Lesson Plan - Get It!
There are a lot of reasons to avoid a tornado.
First, they suck. Literally, they will suck up anything near them and "throw" it great distances.
Second, tornadoes cause more than 80 deaths and over 1,500 injuries per year. These deaths are caused by lightning, gigantic hail, flying debris, or even the tornado itself.
- So why would anyone ever purposefully go after a tornado?
Believe it or not, some people work as professional storm chasers for scientific organizations. However, many other storm chasers are amateurs with little or no technical training.
- Does this sound like an interesting job prospect?
Read on to find out more!
The most famous movie about storm chasing is Twister, released in 1996. In fact, many storm chasers credit the movie with inspiring them to get into storm chasing.
See how excited the storm chasers are to set off in search of a tornado in the movie scene below:
Twister: The Human Barometer posted by Lizzie Devlon:
What do tornado chasers do, other than chase tornadoes?
Tornado chasers can have several different goals. Some do it for the adrenaline rush, while others have the goal of catching a tornado on film. The rest are professional scientists who chase tornadoes to study them and learn how they form and behave. These are the tornado chasers featured in the film Twister.
In the movie, you can see how scientists use tools to study tornadoes. Twister has been praised for its scientific accuracy and for including real scientific tools, including the satellite featured in the movie.
What instruments are used by tornado chasers?
Tornado chasers use many instruments, and several are shown in the movie.
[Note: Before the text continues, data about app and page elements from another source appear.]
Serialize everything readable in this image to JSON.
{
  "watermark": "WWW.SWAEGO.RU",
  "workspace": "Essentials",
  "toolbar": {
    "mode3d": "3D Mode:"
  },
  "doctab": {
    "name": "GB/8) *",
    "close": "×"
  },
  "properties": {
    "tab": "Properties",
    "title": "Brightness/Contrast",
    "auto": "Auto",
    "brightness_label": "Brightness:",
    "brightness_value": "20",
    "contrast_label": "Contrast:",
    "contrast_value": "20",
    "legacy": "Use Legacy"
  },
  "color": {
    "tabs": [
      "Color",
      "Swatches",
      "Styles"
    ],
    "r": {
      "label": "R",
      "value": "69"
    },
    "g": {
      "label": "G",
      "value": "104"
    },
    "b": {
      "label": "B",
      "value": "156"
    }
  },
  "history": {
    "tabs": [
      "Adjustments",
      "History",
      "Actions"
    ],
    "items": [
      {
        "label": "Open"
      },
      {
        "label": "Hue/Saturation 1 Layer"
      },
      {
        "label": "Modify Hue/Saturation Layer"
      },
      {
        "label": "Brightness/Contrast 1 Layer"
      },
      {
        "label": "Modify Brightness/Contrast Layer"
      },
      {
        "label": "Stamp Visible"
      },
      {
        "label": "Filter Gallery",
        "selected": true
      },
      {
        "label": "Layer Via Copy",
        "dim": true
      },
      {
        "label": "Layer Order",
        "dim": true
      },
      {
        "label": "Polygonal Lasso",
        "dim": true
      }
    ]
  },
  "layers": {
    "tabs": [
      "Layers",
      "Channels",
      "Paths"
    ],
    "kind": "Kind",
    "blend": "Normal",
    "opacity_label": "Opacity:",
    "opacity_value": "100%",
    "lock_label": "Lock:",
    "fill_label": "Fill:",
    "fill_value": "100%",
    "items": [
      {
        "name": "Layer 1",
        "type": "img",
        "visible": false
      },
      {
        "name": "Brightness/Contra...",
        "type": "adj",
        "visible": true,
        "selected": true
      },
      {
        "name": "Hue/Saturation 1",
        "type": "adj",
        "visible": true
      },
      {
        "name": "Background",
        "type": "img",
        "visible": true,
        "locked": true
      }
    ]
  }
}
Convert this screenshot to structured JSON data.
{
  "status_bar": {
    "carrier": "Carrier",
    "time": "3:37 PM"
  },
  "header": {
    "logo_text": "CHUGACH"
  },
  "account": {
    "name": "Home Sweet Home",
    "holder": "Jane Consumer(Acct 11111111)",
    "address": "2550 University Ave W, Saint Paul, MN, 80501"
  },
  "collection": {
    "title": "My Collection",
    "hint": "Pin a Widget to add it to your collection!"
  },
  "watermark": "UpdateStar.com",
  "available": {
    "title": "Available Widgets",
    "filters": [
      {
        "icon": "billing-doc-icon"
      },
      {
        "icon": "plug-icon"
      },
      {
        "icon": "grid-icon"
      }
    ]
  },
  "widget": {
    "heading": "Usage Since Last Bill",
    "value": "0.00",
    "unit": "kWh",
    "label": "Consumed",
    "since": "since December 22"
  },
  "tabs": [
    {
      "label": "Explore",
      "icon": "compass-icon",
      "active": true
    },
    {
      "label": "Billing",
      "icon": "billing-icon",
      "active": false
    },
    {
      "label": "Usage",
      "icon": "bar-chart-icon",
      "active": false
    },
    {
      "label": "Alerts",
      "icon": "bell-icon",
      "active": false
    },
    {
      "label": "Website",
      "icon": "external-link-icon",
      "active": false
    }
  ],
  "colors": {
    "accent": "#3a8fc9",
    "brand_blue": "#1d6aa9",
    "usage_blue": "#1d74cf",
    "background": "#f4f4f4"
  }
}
Below are a few of the instruments featured in Twister.
(For more science weather instruments, take a look at the Additional Resources found in the right-hand sidebar.)
The official name of the GOES-8 is the US National Oceanic and Atmospheric Administration's Geostationary Operational Environmental Satellite. You can probably see why they shortened the name.
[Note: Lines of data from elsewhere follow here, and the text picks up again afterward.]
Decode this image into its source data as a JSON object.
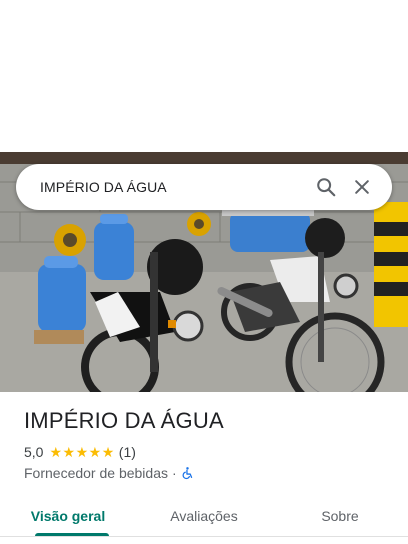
{
  "search": {
    "query": "IMPÉRIO DA ÁGUA"
  },
  "place": {
    "name": "IMPÉRIO DA ÁGUA",
    "rating": "5,0",
    "stars": 5,
    "reviews": "(1)",
    "category": "Fornecedor de bebidas",
    "separator": "·"
  },
  "tabs": [
    {
      "label": "Visão geral",
      "active": true
    },
    {
      "label": "Avaliações",
      "active": false
    },
    {
      "label": "Sobre",
      "active": false
    }
  ],
  "icons": {
    "search": "search-icon",
    "close": "close-icon",
    "accessibility": "wheelchair-icon"
  },
  "colors": {
    "accent": "#00796b",
    "star": "#fbbc04",
    "accessibility": "#1a73e8"
  }
}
Here is an artist's depiction of GOES-8:
Image by NOAA NASA and SS Loral, via Wikimedia Commons, is in the public domain.
Like other satellites, the GOES-8 was launched into Earth's atmosphere (not outer space). It weighed 4,641 pounds and was located roughly 36,000 km from Earth's surface.
It was used to monitor weather conditions from high above Earth's surface until it was retired in 2003 and replaced with the GOES-12.
This is the first image ever returned by GOES-8 on May 9, 1994:
Image by NASA-Goddard Space Flight Center, data from NOAA GOES, via Wikimedia Commons, is in the public domain.
Doppler radar, or simply Doppler, is a method of observing the weather that is happening in our atmosphere. You can see the current Doppler Radar National Mosaic for the continental United States courtesy of the National Weather Service.
Doppler radar is named after the Doppler effect, which describes how things look and sound differently based on how they are moving.
Basically, a radio wave is sent out. When it hits something, like storms or rain clouds, it bounces back. Scientists can tell how the storm is moving based on how the radar is received when it returns.
Watch How does Doppler radar work from Hassan Shabbir:
Dorothy is the name of the pod-like structure used throughout the Twister film. See it explained in this Dorothy clip:
Although Dorothy never actually existed, it was modeled after a real project called TOTO, or the TOtable TOrnado Observatory, that ran from 1981-1984.
TOTO was essentially the same as Dorothy - a large barrel filled with weather tools to record data inside the tornado. Unlike Dorothy, these tools were not meant to fly into the sky but to stay in the barrel.
Several groups attempted to place TOTO in the line of a tornado, switch on the scientific instruments, and quickly leave. Unfortunately, the plan never worked. The closest it got was in 1984 when TOTO was sideswiped by a tornado and knocked to the ground. It was retired shortly after.
Move on to the Got It? section to play some tornado-related games. Don't worry, it's not Twister!